An instructor once told me that violence is chaos in action and it’s your job to bring order to the chaos. I believe this is an accurate statement and would add “before it kills you” to the end of that sentence. Violence comes in many shapes and sizes and each situation can be radically different from the next, despite starting off with the same or similar parameters. Predicting how the encounter will unfold is difficult and unreliable, to put it mildly. If you’re truly honest about it, you accept this. But that truth is uncomfortable because, in general, humans don’t like chaos.
We like things to make sense.
We like black or white answers.
We want it to be easy and simple.
It rarely is.
As a result, there is a need to analyze, scrutinize and study violence to put together a system that allows you to handle it when it comes your way. Martial arts and self-defense systems are a part of that. Studying human psychology, the legal system, physics, avoidance and prevention, etc. are also part of the solution. All those together make it difficult again and we typically don’t like that. A commonly used quick solution is to make assumptions by willfully omitting factors you don’t have an answer for or relying on “common knowledge”. Sometimes this works, sometimes it doesn’t. That is why I always harp on Randy’s quote of “The differences are just as important as the similarities.”
You can take a violent situation and look at the similarities to come to certain conclusions. These conclusions can be completely accurate or completely false, depending on certain parameters you won’t know up front will be present. I covered this dynamic in the first article in my newsletter series, but when I saw these two videos, I found them to be prefect illustrations for it.
Both videos feature a man armed with a gun facing an unarmed man. These are the similarities. My point is that the differences are just as important and the chaos of violence makes it unpredictable what the outcome will be. Let’s take a look.
As far as I know, a guy barges into town hall to confront his ex. A security guard tries to stop him and the fight ensues. The guard shoots the guy in the head, killing him instantly. NSFW.
A robber sticks a gun in a store clerk’s face and thinks all is groovy. Then he gets a surprise…
In both videos, an unarmed man is confronted with a firearm wielding opponent. Two similarities, radically different outcomes. Why?
Because the differences are just as important as the two similarities.
If you take a minute or two, you can come up with a long list of differences between both videos and come to certain conclusions. The next step is to try and understand why those differences are there, what is their relative importance, how do they influence the end result and how you can account for them in your own training.
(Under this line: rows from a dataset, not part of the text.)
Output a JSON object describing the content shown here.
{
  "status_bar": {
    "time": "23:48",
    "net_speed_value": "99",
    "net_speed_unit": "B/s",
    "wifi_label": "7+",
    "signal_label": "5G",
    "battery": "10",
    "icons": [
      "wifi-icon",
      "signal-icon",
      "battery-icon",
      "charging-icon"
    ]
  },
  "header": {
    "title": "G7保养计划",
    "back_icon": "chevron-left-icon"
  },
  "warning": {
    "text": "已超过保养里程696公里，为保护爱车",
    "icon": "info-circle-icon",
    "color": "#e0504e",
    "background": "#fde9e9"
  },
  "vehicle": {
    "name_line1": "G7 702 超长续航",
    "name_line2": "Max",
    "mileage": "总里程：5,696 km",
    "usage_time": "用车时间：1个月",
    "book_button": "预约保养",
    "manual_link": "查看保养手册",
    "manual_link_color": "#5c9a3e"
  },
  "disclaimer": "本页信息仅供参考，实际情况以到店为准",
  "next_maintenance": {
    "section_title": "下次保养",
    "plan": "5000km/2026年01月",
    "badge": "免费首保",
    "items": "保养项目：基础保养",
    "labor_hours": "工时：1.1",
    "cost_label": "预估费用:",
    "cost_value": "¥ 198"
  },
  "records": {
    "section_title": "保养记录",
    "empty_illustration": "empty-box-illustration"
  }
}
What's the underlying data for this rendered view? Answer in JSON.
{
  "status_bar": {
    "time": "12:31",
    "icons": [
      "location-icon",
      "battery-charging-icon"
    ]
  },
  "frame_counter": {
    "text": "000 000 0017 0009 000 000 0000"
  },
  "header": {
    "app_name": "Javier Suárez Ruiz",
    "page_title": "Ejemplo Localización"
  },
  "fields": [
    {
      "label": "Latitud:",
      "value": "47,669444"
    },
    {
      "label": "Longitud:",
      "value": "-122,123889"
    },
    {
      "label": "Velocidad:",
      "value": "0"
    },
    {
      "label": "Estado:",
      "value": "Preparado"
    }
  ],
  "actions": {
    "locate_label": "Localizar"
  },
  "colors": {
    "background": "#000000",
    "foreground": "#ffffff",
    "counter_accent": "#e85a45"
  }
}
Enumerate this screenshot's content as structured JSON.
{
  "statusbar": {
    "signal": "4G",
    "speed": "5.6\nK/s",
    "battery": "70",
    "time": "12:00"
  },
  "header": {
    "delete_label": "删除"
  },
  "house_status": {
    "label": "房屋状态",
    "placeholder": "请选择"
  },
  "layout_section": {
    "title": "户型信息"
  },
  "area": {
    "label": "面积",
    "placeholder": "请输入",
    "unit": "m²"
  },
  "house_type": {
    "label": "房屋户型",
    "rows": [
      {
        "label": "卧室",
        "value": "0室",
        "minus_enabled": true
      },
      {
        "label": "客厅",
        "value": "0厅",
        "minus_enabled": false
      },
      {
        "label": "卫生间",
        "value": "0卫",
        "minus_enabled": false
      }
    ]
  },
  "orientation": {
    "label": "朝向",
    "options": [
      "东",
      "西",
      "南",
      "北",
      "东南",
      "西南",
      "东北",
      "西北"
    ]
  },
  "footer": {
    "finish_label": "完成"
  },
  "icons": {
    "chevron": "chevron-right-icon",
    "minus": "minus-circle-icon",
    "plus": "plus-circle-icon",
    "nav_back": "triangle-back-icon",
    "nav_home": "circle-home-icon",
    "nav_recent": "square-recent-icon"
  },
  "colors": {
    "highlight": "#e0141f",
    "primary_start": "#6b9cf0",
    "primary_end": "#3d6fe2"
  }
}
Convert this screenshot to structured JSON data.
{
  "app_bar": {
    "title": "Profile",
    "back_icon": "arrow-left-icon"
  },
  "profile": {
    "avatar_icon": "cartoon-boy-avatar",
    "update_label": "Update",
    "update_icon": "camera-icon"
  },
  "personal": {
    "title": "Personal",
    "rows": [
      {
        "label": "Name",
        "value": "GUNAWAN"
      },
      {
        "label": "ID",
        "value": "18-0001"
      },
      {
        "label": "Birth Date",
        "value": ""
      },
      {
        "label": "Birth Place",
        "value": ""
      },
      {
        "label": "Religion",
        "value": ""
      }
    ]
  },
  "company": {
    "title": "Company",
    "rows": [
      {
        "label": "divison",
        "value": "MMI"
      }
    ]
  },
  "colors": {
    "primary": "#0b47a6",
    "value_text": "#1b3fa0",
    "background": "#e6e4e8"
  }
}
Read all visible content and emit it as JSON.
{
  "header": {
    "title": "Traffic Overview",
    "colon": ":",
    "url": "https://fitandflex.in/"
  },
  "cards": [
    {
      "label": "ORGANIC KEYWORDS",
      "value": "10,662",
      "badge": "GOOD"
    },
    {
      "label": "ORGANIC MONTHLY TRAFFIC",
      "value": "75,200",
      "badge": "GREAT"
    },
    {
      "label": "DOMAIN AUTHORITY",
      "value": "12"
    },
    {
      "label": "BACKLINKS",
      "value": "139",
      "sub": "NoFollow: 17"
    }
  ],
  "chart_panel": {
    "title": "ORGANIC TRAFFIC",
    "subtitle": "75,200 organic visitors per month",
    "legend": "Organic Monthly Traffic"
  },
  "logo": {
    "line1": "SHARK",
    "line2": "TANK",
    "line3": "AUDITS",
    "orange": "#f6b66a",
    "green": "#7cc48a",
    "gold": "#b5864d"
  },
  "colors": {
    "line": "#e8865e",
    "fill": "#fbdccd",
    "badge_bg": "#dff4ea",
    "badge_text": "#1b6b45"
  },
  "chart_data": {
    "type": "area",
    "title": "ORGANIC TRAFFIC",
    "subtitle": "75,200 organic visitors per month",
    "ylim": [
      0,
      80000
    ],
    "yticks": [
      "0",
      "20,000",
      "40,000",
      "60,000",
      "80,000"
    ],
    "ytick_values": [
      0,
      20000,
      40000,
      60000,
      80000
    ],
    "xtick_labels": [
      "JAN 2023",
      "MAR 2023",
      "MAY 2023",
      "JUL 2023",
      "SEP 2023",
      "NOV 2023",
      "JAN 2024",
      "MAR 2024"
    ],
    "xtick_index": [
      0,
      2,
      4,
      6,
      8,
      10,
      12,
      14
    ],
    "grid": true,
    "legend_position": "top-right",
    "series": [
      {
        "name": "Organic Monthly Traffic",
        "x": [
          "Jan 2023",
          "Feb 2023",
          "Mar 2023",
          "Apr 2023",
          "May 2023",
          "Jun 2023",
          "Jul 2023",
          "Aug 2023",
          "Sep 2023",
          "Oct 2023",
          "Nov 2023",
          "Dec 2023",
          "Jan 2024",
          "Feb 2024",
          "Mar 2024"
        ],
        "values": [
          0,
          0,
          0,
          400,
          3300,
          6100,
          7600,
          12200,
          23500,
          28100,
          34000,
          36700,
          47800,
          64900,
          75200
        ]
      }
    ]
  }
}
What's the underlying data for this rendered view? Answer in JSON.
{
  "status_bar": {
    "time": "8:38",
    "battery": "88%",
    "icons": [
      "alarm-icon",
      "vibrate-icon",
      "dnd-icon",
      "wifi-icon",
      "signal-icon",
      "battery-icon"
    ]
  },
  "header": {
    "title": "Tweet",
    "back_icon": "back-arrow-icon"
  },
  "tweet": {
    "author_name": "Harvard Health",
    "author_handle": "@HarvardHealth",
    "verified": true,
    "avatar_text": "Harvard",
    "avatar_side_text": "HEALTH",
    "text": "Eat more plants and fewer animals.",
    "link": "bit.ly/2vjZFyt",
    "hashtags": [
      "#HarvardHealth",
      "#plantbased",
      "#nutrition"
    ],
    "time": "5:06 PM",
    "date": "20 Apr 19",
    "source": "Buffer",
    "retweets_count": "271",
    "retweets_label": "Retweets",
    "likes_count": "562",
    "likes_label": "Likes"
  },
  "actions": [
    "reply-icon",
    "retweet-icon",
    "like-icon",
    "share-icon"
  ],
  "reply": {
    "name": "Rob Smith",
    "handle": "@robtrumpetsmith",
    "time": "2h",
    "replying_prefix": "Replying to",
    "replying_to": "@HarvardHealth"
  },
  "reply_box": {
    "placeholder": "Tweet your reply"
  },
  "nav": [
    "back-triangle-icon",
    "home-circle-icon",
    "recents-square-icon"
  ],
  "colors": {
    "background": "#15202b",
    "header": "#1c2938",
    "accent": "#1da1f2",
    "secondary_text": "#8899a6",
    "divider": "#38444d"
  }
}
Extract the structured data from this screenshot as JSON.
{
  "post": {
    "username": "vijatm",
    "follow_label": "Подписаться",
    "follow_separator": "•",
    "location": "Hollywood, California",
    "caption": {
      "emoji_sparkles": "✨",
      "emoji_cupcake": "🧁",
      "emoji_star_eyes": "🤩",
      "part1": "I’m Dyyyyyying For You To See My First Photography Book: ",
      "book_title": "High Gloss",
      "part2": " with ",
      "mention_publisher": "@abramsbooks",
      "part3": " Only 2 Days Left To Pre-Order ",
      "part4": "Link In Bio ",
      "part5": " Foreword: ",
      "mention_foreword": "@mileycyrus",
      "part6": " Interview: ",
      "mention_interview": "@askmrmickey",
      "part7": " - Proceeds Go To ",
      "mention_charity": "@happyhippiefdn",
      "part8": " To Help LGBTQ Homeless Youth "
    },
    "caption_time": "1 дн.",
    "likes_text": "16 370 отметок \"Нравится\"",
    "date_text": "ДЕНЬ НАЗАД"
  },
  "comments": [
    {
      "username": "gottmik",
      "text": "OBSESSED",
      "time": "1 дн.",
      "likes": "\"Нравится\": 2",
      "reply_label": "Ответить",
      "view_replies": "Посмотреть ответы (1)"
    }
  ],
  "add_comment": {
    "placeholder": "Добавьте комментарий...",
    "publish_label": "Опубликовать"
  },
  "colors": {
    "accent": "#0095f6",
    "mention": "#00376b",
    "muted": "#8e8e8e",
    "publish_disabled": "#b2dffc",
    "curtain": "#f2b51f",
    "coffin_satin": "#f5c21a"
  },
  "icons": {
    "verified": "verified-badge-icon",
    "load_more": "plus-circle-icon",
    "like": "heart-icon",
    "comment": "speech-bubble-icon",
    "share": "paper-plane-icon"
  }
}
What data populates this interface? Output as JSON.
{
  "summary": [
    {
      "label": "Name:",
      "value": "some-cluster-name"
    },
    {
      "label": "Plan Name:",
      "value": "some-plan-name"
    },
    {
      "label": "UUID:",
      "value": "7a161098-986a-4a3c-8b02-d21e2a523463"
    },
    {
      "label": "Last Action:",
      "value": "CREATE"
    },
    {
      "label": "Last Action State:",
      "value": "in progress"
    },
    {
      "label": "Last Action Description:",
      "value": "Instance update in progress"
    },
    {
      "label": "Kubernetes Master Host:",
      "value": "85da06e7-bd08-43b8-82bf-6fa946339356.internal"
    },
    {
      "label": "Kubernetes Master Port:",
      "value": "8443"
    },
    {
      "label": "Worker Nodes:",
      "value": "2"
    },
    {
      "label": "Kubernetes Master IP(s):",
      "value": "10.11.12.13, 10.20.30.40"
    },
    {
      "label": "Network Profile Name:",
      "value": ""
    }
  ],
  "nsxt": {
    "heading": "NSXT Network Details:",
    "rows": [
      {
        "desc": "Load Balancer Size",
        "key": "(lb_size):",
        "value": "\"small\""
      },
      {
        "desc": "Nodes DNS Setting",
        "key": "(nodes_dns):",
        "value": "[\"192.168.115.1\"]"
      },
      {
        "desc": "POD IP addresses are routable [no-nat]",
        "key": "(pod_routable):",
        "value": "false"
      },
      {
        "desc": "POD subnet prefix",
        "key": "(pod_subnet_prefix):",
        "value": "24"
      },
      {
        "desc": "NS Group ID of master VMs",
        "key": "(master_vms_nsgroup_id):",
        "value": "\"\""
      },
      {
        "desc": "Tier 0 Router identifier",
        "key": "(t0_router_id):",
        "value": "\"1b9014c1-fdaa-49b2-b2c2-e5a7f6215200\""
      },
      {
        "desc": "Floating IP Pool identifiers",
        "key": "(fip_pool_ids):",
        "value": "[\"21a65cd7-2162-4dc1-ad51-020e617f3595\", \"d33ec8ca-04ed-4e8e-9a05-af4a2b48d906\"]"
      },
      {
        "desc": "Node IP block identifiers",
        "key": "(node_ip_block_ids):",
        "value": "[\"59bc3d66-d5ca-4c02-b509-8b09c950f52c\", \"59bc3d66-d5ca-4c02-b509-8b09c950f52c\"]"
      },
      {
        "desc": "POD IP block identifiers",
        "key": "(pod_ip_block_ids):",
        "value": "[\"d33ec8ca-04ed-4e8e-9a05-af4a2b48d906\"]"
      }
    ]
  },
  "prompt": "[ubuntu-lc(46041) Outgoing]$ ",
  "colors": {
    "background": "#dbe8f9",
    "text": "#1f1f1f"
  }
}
Answering those questions takes time and effort, with no certainty of getting things right when you are placed in the same or a similar situation. That’s just how violence works.
What is the point of this article? I have several I want to make:
- If you only look at the similarities, you ignore the differences at your peril. Taking complex situations and reducing them to the simplest of common denominators is not always the best solution to a problem.
- It’s easy to make assumptions and ignore the factors that create chaos and unpredictability. Just because it’s easier to practice then or it keeps you from scrutinizing the flaws in your system, doesn’t mean it’s a good idea.
- It’s easy to make assumptions that are wrong or incomplete. I’ve heard tons and tons of instructors say you can’t just rip a gun out of somebody’s hand. The second video shows just that… Does that mean you can always pull this off? No. Again, many different parameters come into play (try to list them, just as an exercise…) So be wary of extrapolating general rules from single incidents. As Dr. K. says: the plural of anecdote is not evidence.
- Contrast all this with the confidence some professionals and experienced fighters have with their techniques. They have a higher success rate with them than people who lack their experience. But does that mean they will work for you? How can you know you aren’t lacking a specific component to get the same result? The professional teaching you his most effective techniques might not know about the importance of that component. He might even take it for granted. Who knows?
- There are no guarantees. As much as we like things to be simple, they rarely are. Anybody who tells you they have an easy, never-fail solution to violence is either full of shit or he doesn’t understand the true nature of violence.
- It’s your butt on the line. You decide how far you take things. You decide what your assumptions are, which factors you incorporate in your training, when you re-evaluate them, etc. I can’t make those choices for you as I don’t live your life. My only recommendation is to do all this as a conscious choice instead of blindly accepting information from any instructor, including me.
As always, good luck in your training.